"""
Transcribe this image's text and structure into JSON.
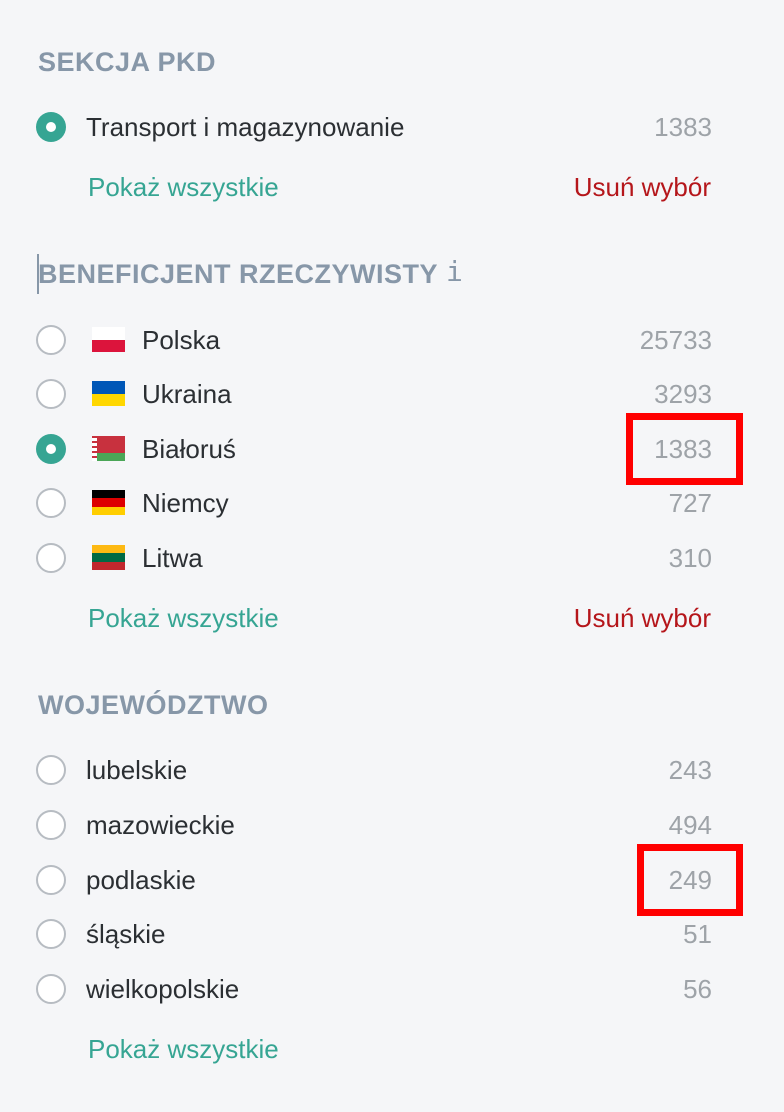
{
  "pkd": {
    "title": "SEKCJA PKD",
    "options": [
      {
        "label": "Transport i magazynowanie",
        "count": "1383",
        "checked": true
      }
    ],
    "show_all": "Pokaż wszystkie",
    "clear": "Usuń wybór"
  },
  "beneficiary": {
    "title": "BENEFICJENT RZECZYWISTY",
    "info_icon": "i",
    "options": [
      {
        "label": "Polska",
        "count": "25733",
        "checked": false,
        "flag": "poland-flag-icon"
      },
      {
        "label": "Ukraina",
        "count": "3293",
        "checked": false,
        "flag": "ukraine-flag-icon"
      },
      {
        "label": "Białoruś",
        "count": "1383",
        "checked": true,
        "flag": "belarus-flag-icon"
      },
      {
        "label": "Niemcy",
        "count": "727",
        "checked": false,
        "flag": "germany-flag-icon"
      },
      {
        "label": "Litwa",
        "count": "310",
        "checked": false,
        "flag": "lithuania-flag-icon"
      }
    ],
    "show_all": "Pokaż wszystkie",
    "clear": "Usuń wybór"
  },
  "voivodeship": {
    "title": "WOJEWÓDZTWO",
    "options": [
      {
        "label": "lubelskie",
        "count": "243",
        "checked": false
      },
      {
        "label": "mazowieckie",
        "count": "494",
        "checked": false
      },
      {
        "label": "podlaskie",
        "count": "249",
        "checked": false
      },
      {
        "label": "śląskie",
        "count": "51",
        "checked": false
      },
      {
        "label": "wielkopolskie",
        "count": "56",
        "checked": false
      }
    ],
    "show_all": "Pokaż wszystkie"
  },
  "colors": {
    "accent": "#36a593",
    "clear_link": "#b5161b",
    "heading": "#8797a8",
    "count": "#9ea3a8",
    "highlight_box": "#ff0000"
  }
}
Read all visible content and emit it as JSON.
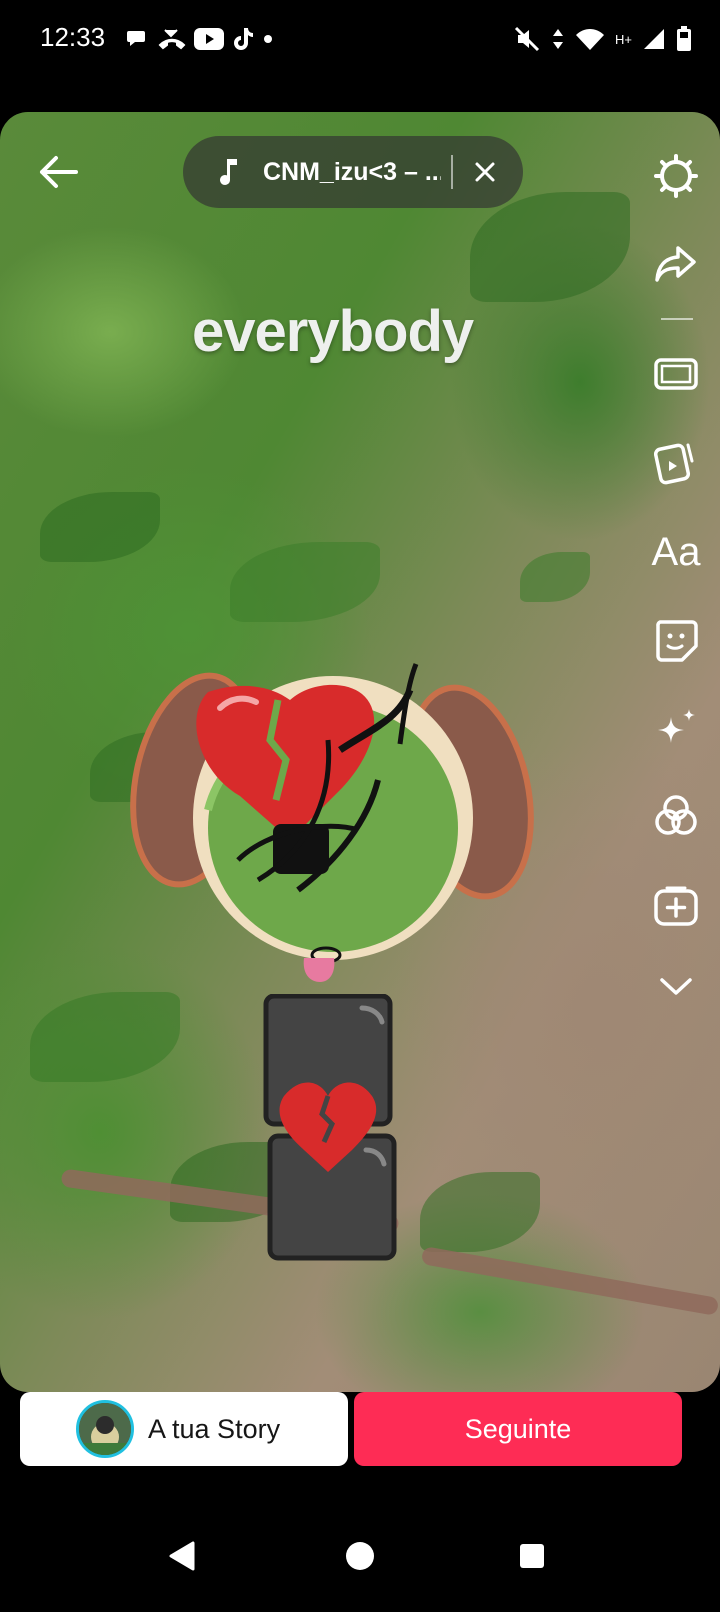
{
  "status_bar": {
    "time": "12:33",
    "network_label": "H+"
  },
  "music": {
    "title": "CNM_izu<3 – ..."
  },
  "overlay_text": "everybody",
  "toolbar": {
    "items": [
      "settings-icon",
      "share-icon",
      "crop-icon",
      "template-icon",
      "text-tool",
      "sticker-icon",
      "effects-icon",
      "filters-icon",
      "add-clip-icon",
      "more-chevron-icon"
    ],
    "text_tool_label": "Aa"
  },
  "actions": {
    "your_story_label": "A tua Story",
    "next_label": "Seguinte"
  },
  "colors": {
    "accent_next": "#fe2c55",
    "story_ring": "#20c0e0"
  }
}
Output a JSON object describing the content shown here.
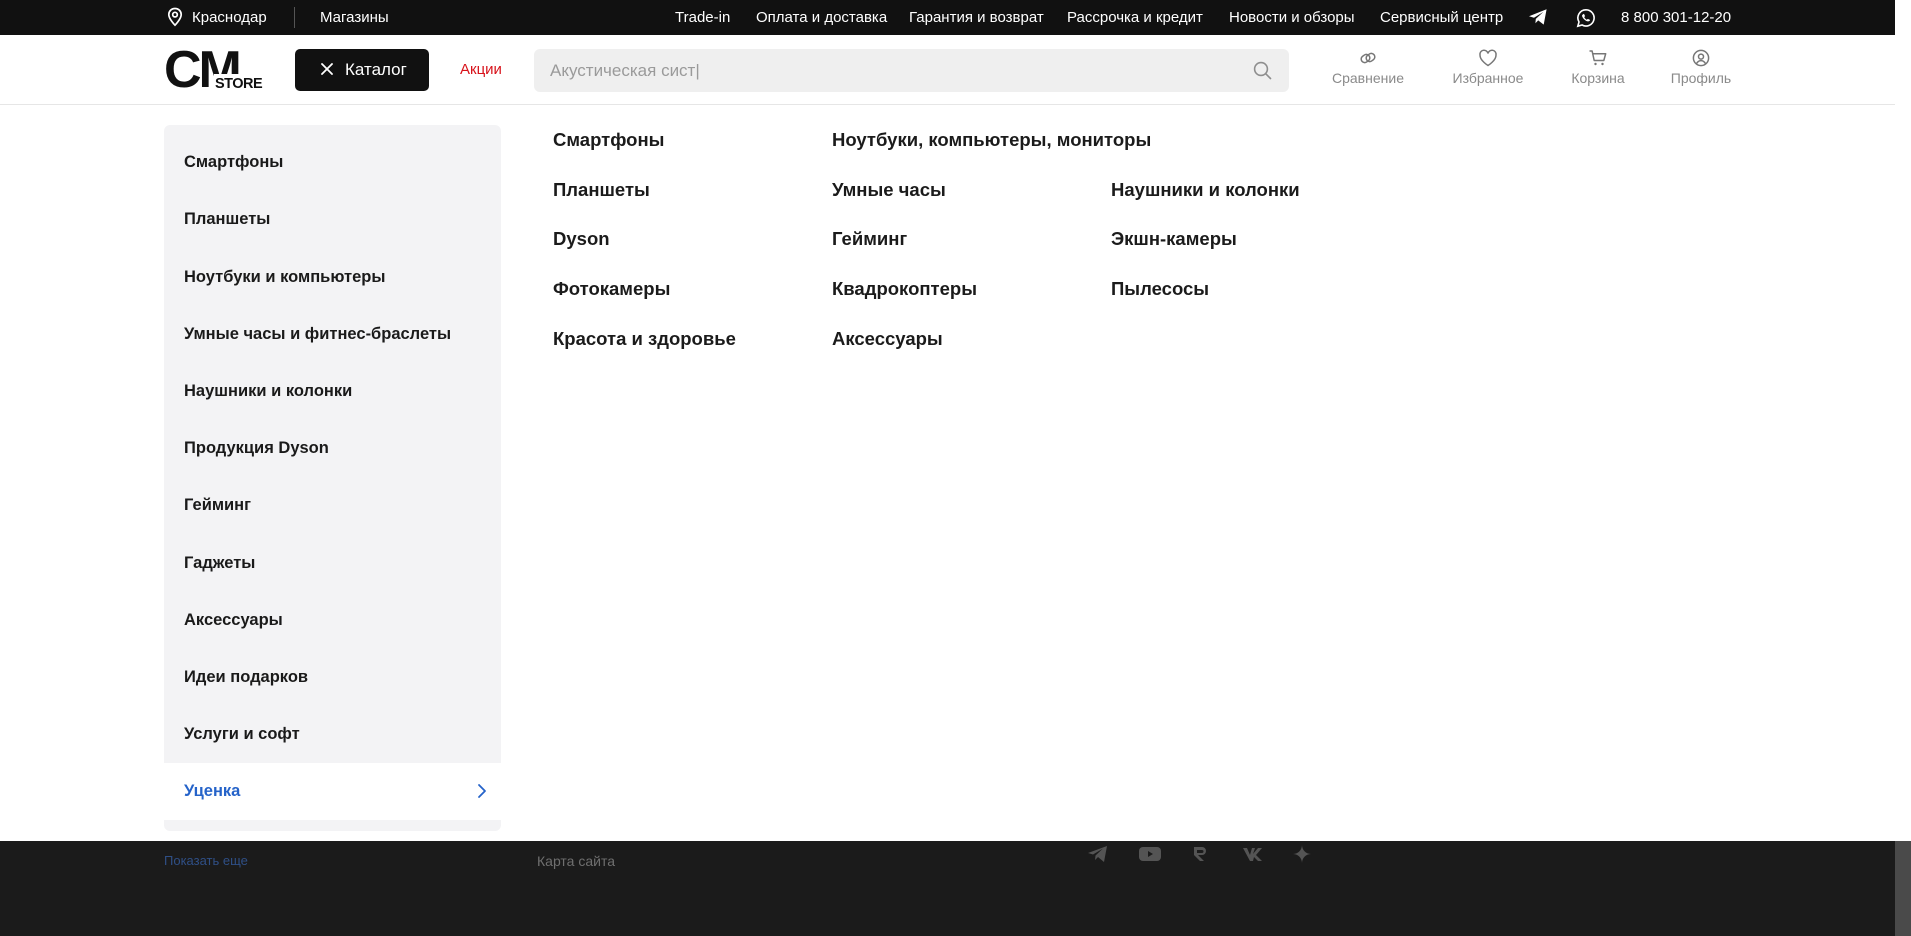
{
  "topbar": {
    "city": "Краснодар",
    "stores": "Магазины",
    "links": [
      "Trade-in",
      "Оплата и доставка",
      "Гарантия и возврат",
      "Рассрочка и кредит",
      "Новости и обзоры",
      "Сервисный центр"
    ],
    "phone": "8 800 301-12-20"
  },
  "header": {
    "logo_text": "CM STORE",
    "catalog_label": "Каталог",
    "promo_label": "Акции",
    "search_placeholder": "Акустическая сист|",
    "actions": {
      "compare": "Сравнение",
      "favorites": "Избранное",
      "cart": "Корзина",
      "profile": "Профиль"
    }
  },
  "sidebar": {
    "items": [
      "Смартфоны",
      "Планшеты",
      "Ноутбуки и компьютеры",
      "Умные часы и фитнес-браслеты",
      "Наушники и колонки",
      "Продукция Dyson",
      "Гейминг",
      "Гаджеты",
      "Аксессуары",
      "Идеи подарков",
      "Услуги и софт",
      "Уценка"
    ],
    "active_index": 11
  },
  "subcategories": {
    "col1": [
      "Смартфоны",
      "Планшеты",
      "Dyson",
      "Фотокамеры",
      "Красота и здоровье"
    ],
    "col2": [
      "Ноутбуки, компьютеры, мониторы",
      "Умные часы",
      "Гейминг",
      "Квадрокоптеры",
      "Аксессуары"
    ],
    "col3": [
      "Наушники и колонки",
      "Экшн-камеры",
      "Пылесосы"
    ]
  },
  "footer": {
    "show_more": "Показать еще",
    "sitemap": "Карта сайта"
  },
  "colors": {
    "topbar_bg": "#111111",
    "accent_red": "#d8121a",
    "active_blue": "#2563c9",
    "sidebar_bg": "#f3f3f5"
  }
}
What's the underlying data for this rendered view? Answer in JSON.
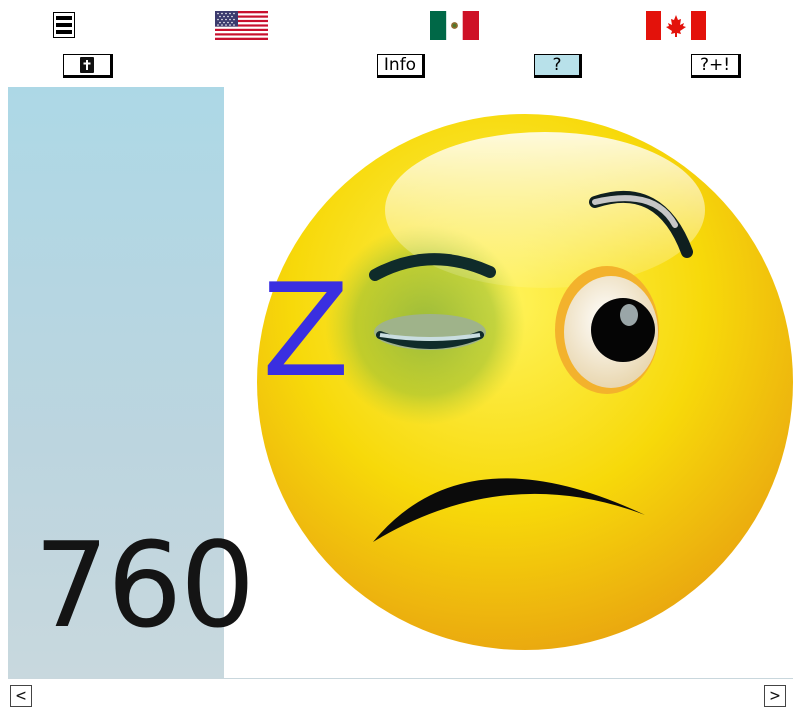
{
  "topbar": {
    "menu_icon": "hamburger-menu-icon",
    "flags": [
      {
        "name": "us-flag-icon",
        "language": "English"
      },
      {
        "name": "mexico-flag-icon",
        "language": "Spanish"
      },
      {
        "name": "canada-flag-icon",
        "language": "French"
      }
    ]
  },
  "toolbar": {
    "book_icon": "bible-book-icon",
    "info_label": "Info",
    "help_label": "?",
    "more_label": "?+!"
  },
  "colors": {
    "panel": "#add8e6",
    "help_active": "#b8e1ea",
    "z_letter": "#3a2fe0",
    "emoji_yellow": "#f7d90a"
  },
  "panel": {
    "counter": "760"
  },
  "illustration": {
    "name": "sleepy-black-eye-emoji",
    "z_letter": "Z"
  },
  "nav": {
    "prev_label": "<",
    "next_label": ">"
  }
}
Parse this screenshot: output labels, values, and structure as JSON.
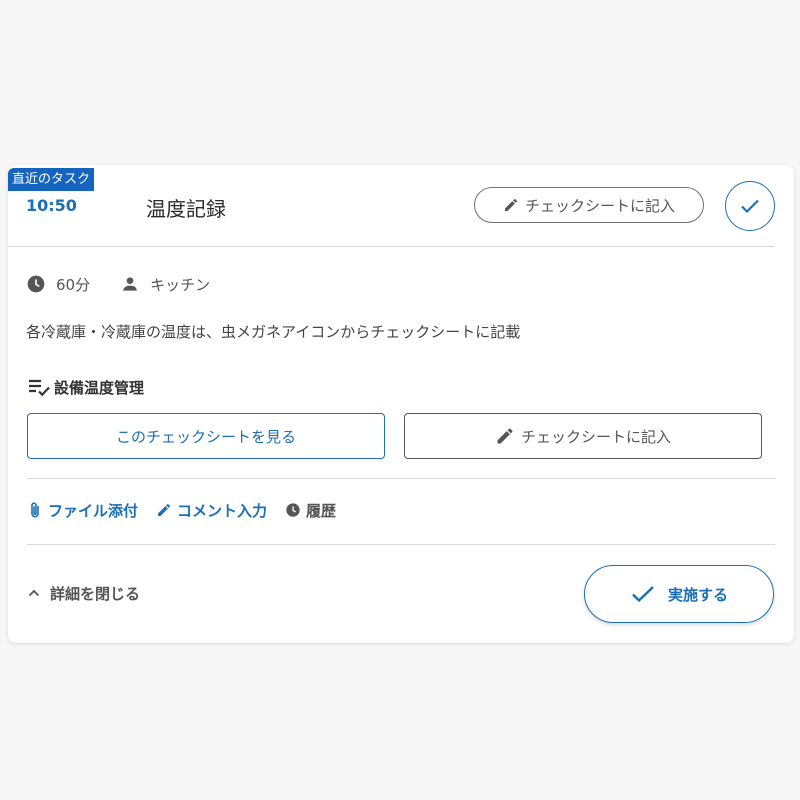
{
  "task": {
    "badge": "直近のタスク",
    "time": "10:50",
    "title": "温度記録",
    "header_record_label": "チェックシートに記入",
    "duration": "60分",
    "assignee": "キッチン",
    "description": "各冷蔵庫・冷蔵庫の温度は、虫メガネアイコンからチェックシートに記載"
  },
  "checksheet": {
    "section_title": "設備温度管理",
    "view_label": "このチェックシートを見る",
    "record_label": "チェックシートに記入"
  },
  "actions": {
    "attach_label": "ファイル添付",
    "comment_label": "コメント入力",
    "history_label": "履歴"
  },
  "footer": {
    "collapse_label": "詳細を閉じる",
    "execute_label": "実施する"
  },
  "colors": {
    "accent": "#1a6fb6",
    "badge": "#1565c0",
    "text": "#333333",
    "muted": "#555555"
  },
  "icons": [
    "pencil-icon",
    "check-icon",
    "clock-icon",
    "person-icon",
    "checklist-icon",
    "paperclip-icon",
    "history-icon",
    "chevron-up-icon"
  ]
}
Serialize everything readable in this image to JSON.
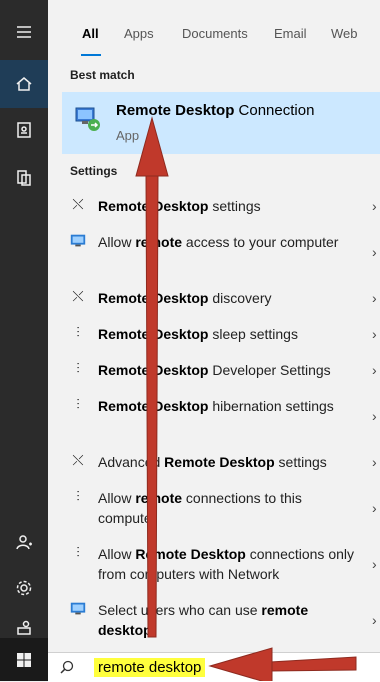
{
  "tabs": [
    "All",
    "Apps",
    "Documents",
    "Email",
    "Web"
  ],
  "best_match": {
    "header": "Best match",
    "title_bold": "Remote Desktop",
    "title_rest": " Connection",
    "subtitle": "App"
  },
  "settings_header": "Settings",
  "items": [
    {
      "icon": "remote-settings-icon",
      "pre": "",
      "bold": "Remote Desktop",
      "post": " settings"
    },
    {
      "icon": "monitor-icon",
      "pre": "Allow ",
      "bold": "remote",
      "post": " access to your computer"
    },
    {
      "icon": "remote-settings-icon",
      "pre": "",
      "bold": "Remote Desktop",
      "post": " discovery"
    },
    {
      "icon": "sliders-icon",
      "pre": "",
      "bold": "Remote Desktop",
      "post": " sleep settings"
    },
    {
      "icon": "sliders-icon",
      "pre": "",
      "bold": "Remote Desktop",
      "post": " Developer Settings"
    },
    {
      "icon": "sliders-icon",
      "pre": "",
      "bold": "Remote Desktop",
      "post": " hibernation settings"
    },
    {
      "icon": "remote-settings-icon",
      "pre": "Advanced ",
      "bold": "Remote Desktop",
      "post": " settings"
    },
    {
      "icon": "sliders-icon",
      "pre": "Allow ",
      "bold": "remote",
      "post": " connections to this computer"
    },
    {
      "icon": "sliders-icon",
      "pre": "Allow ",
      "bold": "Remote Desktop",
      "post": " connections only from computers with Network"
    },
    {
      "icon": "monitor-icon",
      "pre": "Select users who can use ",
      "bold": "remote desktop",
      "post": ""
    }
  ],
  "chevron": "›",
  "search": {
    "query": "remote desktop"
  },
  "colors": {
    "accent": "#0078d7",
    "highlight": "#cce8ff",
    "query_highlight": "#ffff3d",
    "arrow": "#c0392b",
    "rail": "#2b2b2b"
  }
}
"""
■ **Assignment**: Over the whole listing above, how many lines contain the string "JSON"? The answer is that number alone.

■ **Solution below**: 6